[Start of section]

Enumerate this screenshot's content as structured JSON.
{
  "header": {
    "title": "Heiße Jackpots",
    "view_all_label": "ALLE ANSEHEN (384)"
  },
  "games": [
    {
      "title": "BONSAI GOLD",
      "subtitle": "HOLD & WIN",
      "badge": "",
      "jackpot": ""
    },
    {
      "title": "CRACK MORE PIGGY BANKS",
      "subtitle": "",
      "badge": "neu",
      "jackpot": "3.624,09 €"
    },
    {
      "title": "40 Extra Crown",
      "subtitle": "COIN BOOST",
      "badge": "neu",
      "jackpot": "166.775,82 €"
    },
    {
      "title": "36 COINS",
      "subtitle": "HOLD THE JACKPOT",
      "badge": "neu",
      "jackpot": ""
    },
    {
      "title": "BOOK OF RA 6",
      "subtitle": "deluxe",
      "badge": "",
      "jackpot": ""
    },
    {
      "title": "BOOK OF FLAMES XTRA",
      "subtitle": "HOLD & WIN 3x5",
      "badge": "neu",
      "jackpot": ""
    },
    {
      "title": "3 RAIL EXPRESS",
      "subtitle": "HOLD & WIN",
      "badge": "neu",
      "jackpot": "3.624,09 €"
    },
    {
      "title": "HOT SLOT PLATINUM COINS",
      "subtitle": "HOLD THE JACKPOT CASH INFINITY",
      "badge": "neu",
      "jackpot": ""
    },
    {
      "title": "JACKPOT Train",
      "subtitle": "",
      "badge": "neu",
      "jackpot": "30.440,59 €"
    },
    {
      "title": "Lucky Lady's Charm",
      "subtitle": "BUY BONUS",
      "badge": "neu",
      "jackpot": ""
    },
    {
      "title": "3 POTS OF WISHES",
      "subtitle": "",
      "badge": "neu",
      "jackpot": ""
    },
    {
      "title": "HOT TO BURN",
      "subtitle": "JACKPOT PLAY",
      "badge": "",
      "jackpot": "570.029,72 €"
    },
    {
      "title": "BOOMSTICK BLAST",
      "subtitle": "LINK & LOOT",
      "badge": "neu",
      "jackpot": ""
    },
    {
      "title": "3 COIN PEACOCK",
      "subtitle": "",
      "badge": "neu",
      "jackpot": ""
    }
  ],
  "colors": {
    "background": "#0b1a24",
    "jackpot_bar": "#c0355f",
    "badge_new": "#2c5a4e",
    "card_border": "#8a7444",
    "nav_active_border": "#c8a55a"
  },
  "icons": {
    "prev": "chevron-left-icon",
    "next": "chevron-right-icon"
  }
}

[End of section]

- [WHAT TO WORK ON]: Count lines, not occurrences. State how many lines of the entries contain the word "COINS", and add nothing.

- [RESULT]: 2